New York City (NYC)
John F. Kennedy International Airport (JFK)
John F. Kennedy International Airport is one of the nation’s leading international gateways. It is located in the borough of Queens in New York City. It is owned by the City of New York and managed by the Port Authority of New York and New Jersey under a long-term operating lease. It is the busiest international airport and the third biggest freight gateway in value of shipments in the United States.  It was known as Idlewild Airport until 1963, when it was rededicated John F. Kennedy International Airport in memory of the 35th President of the United States.
JFK was constructed to reduce the volume of traffic in LaGuardia Airport. Since 1947 the Port Authority leased the JFK property from the City of New York and has continued since. The Port Authority annulled the contract with foreign airlines to use LaGuardia, encouraging them to move to JFK for within the next few years. When the Port Authority intended to build a single 55-gate terminal, the major airline insisted the scale was too small considering the expected traffic in the future. Architect Wallace Harrison laid out a master plan that allows each major airline at the airport to develop its own terminal design. This plan made construction more efficient and terminals more navigable and brought advantage for airlines to compete with each other with the best arrangement. Five terminals for each airline, one for three airlines, and an international arrivals building were designed in 1955. JFK started serving jet aircraft in 1958; LaGuardia did not serve jets until 1964. JFK became New York’s busiest airline airport and handled more airlines than the total of LaGuardia and Newark, peaking at 403,981 airline operations in 1967. Construction of the AirTrain JFK began in 1998 and was completed in 2003. It connected the rail network of each airport terminal to New York City subways. In 2007 JFK became the first airport to receive the Airbus A380 in United States.

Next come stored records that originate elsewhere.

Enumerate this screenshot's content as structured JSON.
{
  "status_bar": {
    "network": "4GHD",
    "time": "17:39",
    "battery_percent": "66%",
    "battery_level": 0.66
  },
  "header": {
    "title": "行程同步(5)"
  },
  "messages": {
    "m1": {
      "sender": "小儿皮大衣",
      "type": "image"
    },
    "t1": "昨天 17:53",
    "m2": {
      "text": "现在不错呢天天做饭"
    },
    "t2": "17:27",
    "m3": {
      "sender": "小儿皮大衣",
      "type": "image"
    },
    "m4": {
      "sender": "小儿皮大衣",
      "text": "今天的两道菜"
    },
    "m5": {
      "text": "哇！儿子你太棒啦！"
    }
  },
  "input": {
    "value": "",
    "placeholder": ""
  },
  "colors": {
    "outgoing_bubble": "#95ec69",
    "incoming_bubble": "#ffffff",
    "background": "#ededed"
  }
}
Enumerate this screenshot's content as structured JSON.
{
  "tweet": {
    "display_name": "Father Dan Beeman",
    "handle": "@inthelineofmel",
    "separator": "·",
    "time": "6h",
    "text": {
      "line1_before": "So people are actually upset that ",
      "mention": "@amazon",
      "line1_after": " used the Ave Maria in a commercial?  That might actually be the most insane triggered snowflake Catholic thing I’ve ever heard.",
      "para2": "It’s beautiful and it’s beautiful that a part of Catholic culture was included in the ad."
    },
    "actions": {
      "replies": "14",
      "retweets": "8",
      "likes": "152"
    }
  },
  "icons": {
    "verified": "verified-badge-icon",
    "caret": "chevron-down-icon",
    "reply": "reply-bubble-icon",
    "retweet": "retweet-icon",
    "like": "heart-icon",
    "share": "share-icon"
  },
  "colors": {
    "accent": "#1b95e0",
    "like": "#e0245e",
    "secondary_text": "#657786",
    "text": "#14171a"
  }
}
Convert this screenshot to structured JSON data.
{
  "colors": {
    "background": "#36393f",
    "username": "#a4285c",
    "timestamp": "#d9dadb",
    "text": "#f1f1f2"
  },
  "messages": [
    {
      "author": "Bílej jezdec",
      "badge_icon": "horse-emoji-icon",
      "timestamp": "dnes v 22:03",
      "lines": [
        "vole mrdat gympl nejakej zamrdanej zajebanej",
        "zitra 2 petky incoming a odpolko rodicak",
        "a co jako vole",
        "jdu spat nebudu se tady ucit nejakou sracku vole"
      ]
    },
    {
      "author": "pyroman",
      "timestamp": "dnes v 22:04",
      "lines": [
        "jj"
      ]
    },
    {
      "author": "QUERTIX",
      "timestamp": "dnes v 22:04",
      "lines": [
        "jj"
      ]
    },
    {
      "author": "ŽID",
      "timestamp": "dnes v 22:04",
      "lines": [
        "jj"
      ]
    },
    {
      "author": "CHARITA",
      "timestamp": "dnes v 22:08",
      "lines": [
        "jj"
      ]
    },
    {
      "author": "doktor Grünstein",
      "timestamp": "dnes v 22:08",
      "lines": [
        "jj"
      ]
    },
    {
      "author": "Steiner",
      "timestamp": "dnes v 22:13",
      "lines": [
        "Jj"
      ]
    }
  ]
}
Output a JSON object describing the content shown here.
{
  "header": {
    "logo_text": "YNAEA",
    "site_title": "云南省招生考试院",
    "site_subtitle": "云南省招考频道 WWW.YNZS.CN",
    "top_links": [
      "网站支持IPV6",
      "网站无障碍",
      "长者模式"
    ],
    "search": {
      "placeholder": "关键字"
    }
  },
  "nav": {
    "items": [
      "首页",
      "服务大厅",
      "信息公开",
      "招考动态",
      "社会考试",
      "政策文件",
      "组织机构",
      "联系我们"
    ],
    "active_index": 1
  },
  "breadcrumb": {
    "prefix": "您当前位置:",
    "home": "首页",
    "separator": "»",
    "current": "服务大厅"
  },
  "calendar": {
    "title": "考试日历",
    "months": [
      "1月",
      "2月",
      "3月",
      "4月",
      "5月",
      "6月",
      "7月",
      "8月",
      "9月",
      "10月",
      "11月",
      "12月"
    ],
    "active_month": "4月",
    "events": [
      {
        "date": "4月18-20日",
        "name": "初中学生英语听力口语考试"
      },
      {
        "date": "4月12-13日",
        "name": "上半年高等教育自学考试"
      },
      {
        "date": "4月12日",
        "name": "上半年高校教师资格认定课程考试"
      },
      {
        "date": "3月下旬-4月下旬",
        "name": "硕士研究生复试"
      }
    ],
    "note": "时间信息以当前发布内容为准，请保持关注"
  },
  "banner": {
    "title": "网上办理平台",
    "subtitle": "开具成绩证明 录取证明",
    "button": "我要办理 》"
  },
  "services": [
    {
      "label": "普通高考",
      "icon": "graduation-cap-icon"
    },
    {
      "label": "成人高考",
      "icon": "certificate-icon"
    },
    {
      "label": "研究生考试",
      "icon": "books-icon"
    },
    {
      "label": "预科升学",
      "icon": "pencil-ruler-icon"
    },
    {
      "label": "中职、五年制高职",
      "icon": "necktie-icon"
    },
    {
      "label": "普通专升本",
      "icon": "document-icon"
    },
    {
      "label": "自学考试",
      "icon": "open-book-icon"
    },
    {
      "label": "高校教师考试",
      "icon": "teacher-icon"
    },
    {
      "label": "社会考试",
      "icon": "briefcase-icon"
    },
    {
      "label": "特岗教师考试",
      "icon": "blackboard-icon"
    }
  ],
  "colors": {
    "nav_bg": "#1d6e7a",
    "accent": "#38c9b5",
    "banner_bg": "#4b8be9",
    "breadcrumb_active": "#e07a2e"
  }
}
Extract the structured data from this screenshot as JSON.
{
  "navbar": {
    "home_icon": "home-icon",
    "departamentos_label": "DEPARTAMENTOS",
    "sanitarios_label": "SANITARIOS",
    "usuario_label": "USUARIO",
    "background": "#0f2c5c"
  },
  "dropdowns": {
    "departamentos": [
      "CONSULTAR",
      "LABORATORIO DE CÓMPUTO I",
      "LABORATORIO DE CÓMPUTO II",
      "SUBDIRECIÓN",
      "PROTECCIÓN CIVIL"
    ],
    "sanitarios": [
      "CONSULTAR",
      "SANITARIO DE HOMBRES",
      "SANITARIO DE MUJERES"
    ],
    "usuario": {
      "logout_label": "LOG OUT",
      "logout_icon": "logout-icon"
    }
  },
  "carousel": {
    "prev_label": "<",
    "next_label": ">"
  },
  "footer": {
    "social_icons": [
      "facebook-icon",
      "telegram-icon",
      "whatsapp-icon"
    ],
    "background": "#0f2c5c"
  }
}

JFK has six operating airline terminals including 128 gates numbered 1 to 8 but without Terminals 3 and 6. Terminal 1 was opened in 1998 with a partnership with four key operating airlines: Air France, Japan Airlines, Korean Air and Lufthansa. Terminal 2 opened in 1962 as the home of Northeast Airlines, Braniff and Northwest Airlines, and now it is solely used by Delta Air Lines. Terminal 4 is a major international hub for Delta Air Lines and the major gateway for International arrivals at JFK. Terminal 5 opened in 2008 and serves JetBlue Airways as their base in JFK. Terminal 7 was built for BOASC and Air Canada in 1970 and now managed by British Airways. Terminal 8 was designed by American Airlines to construct the largest terminal at JFK. It contains U.S. Customs and Boarder Protection facilities, 84 ticket counters, and 10 security checkpoint lanes. Terminal 8 handles 12.9 million passengers a year.
About $150 million was expended for initial development. The Port Authority has invested about $7 billion more. About 37,000 employees are working at JFK and the airport contributes about $37.3 billion in economic activity to the New York-New Jersey metropolitan area, leading to about 256,000 jobs in the region.
Visit Additional NYC Airports:
LaGuardia Airport (LGA) Newark Liberty International Airport (EWR)